The remainder of the 1903 “lute works” were mostly meant for a keyboard instrument known as the "Lautenwerk," a gut strung harpsichord which imitated the sound and range of the lute. In Bach's house, at his death, there was at least one lute and one Lautenwerk, but it does seem clear that Bach never actually played the lute. We can read from contemporaries that Bach liked to take the works for solo violin and solo cello and play them on the keyboard, adding as much as was needed to make them sound idiomatic. We have the 2nd sonata for violin, BWV 1003, in a beautiful keyboard arrangement; not an autograph but thought to be Bach's work; similarly, the C major violin Adagio from BWV 1005. Like many musicians in his time, Bach liked to rearrange existing compositions and make new creations from old material. His interest in the lute and in lutenists even lead him to take a Sonata by the contemporary lutenist, Sylvius Weiss, arrange it for harpsichord and add a new violin part. This work became know as BWV 1025.

The second part of the recital begins with the sonata, in G minor, (the first from “Sei Solo a Violino senza Basso accompagnato”). This is another piece which links Bach to the lute world. The Fuga exists in a version made by an amateur lutenists friend of Bach. Tappert numbered this arrangement as BWV 1000. The whole Sonata becomes an eloquent and beautiful lute piece. The 2nd Partita from this collection is an Italianate suite, ending with a Ciaconna. The “Bach Chaconne” has become one of the most famous works of all time, played on guitar, piano, lute and harpsichord. It is a dance, in variation form, and has more recently been thought to be a “tombeau” in memory of Bach’s first wife, Maria Barbara, who died in 1720, the date of the “Sei Solo.” It fits the lute like a glove, being in D minor and that key being the home key of a d minor tuned lute!

We also have three lute tablatures of BWV 995, 997 and 1000 written out by lutenists contemporary with Bach. We don't know if Bach knew of these or approved of them.
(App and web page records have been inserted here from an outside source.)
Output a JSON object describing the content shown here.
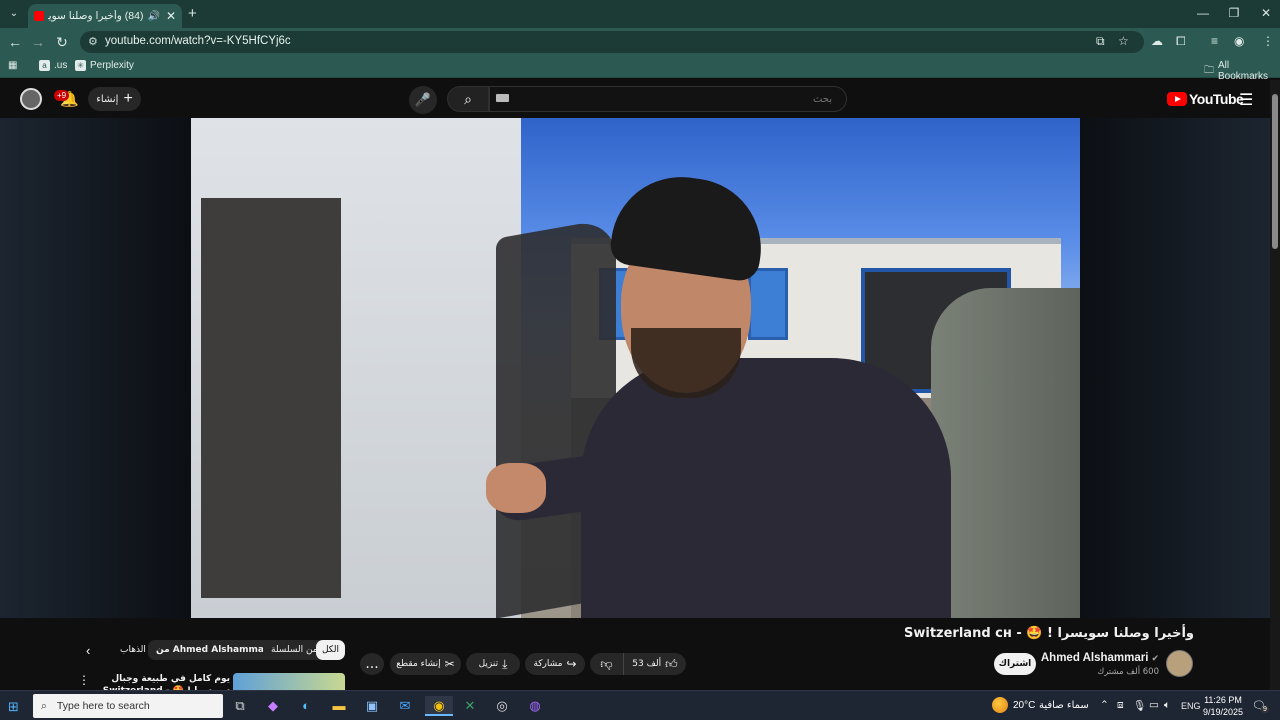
{
  "browser": {
    "tab_title": "(84) وأخيرا وصلنا سويسرا",
    "tab_close": "✕",
    "new_tab": "+",
    "url": "youtube.com/watch?v=-KY5HfCYj6c",
    "bookmarks": [
      {
        "label": ".us",
        "icon": "amazon-icon"
      },
      {
        "label": "Perplexity",
        "icon": "perplexity-icon"
      }
    ],
    "all_bookmarks": "All Bookmarks"
  },
  "youtube": {
    "create_label": "إنشاء",
    "notif_badge": "+9",
    "search_placeholder": "بحث",
    "logo_text": "YouTube",
    "video_title": "وأخيرا وصلنا سويسرا ! 🤩 - Switzerland ᴄʜ",
    "channel_name": "Ahmed Alshammari",
    "subscribers": "600 ألف مشترك",
    "subscribe_label": "اشتراك",
    "like_count": "53 ألف",
    "share_label": "مشاركة",
    "download_label": "تنزيل",
    "clip_label": "إنشاء مقطع",
    "more_label": "...",
    "chips": {
      "all": "الكل",
      "series": "من السلسلة",
      "from_channel": "من Ahmed Alshammari",
      "travel": "الذهاب"
    },
    "rec_title": "يوم كامل في طبيعة وجبال سويسرا ! 🤩 - Switzerland ᴄʜ"
  },
  "taskbar": {
    "search_placeholder": "Type here to search",
    "weather_temp": "20°C",
    "weather_desc": "سماء صافية",
    "lang": "ENG",
    "time": "11:26 PM",
    "date": "9/19/2025",
    "notif_count": "9"
  }
}
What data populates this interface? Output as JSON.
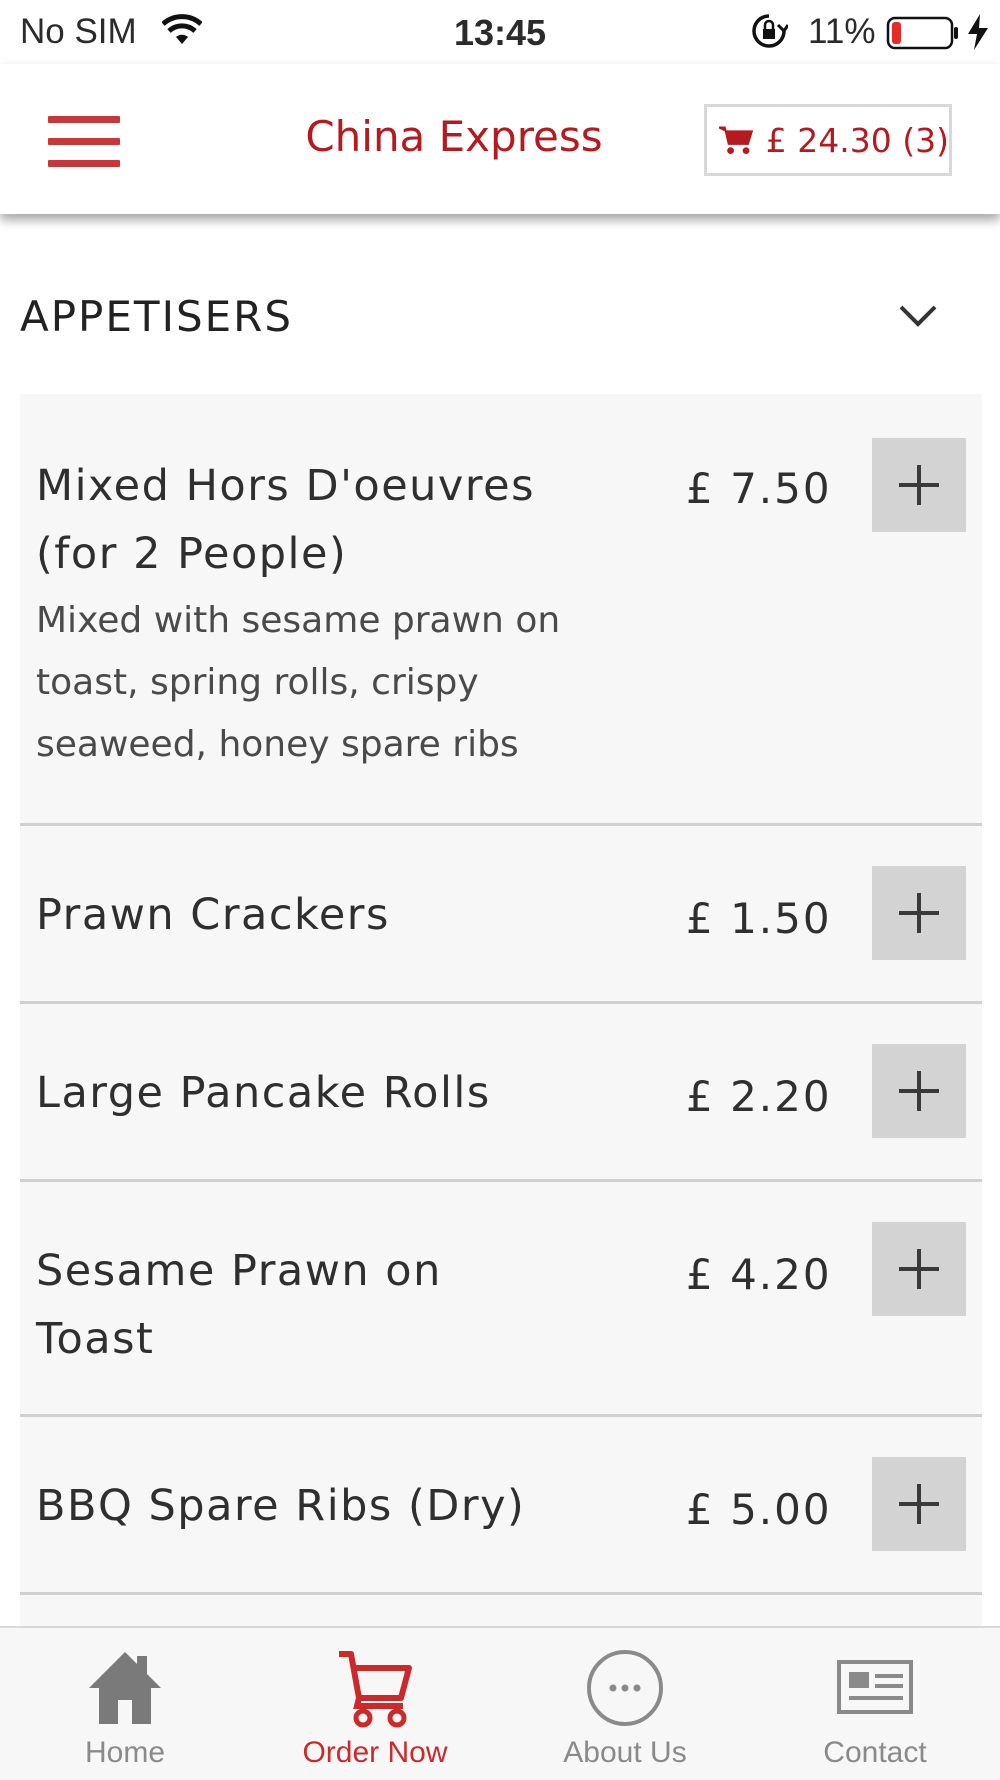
{
  "status_bar": {
    "carrier": "No SIM",
    "time": "13:45",
    "battery_percent": "11%"
  },
  "header": {
    "title": "China Express",
    "cart_label": "£ 24.30 (3)",
    "accent_color": "#b51a1e"
  },
  "category": {
    "title": "APPETISERS"
  },
  "items": [
    {
      "name": "Mixed Hors D'oeuvres (for 2 People)",
      "description": "Mixed with sesame prawn on toast, spring rolls, crispy seaweed, honey spare ribs",
      "price": "£ 7.50"
    },
    {
      "name": "Prawn Crackers",
      "description": "",
      "price": "£ 1.50"
    },
    {
      "name": "Large Pancake Rolls",
      "description": "",
      "price": "£ 2.20"
    },
    {
      "name": "Sesame Prawn on Toast",
      "description": "",
      "price": "£ 4.20"
    },
    {
      "name": "BBQ Spare Ribs (Dry)",
      "description": "",
      "price": "£ 5.00"
    }
  ],
  "tabs": [
    {
      "label": "Home",
      "icon": "home-icon"
    },
    {
      "label": "Order Now",
      "icon": "cart-icon",
      "active": true
    },
    {
      "label": "About Us",
      "icon": "more-dots-icon"
    },
    {
      "label": "Contact",
      "icon": "contact-card-icon"
    }
  ]
}
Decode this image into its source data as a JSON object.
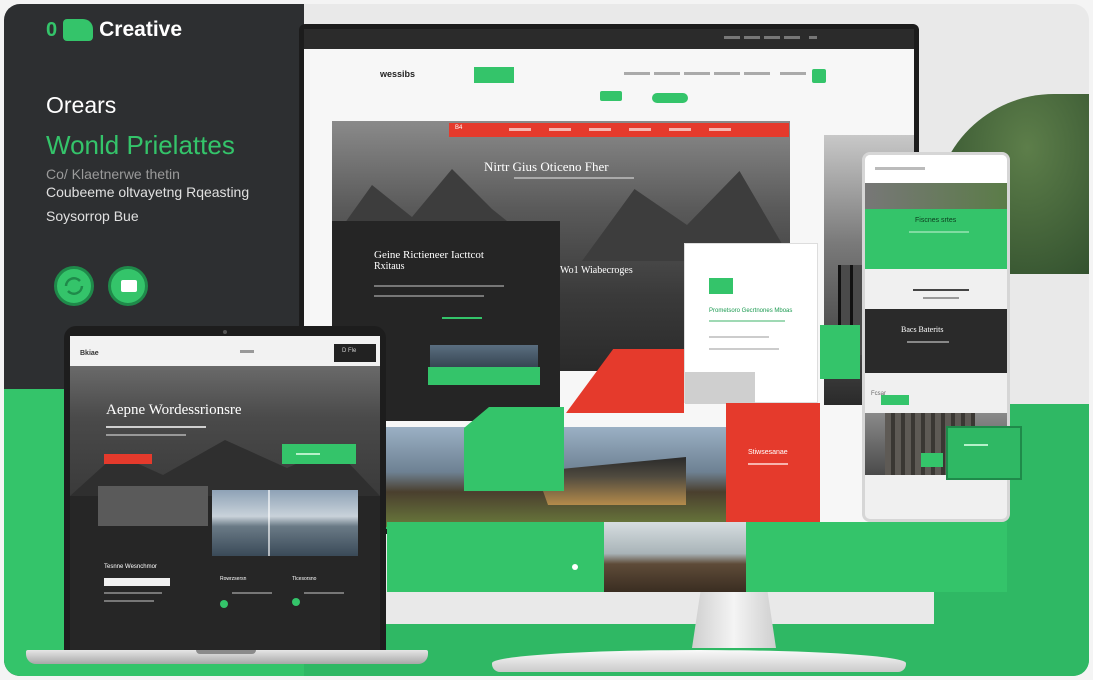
{
  "brand": {
    "prefix": "0",
    "name": "Creative"
  },
  "left_panel": {
    "title": "Orears",
    "subtitle": "Wonld Prielattes",
    "line1": "Co/ Klaetnerwe thetin",
    "line2": "Coubeeme oltvayetng   Rqeasting",
    "line3": "Soysorrop Bue"
  },
  "icons": [
    "refresh-icon",
    "monitor-icon"
  ],
  "monitor": {
    "nav_logo": "wessibs",
    "red_label": "B4",
    "hero_title": "Nirtr Gius Oticeno Fher",
    "card_title": "Geine Rictieneer Iacttcot",
    "card_subtitle": "Rxitaus",
    "mid_label": "Wo1 Wiabecroges",
    "white_card_title": "Prometsoro Gecrtnones Mboas",
    "red_block_title": "Stiwsesanae"
  },
  "phone": {
    "green_title": "Fiscnes srtes",
    "dark_title": "Bacs Baterits",
    "small_label": "Fcsar"
  },
  "laptop": {
    "nav_logo": "Bkiae",
    "nav_button": "D Fle",
    "hero_title": "Aepne Wordessrionsre",
    "section_title": "Tesnne Wesnchmor",
    "col1": "Rowrzsersn",
    "col2": "Tlcesorsno"
  },
  "colors": {
    "accent": "#34c46a",
    "red": "#e53a2c",
    "dark": "#2d2f31"
  }
}
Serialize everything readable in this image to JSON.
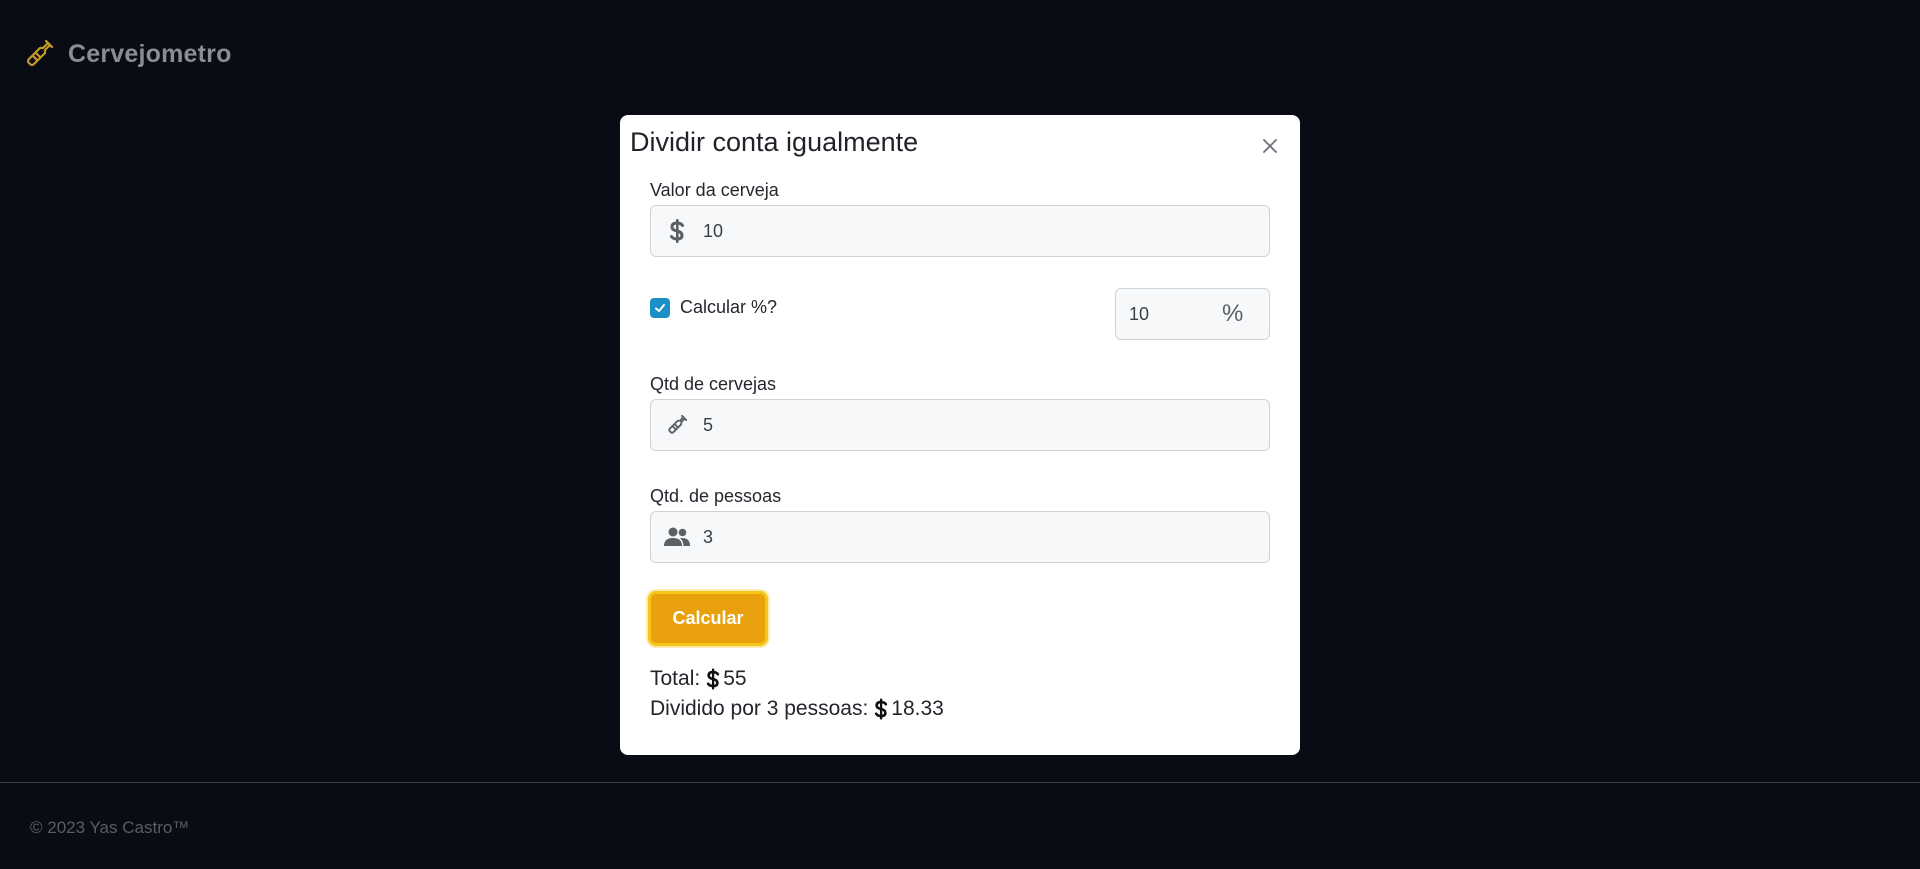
{
  "brand": {
    "name": "Cervejometro",
    "icon": "beer-bottle-icon"
  },
  "modal": {
    "title": "Dividir conta igualmente",
    "close_icon": "close-icon",
    "beer_price": {
      "label": "Valor da cerveja",
      "value": "10",
      "icon": "dollar-icon"
    },
    "percent": {
      "label": "Calcular %?",
      "checked": true,
      "value": "10",
      "suffix": "%"
    },
    "beer_qty": {
      "label": "Qtd de cervejas",
      "value": "5",
      "icon": "beer-bottle-icon"
    },
    "people_qty": {
      "label": "Qtd. de pessoas",
      "value": "3",
      "icon": "users-icon"
    },
    "calculate_label": "Calcular",
    "total_label": "Total:",
    "total_value": "55",
    "split_label": "Dividido por 3 pessoas:",
    "split_value": "18.33"
  },
  "footer": {
    "text": "© 2023 Yas Castro™"
  },
  "colors": {
    "background": "#090c14",
    "accent": "#e8a10d",
    "checkbox": "#1c90c6",
    "brand_icon": "#c59a2a"
  }
}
I hope so, and I hope that he might also approve of and like what you will hear in this recital. Truly wonderful music played on a great, expressive instrument that was part of Bach's musical world.

—Nigel North, 2017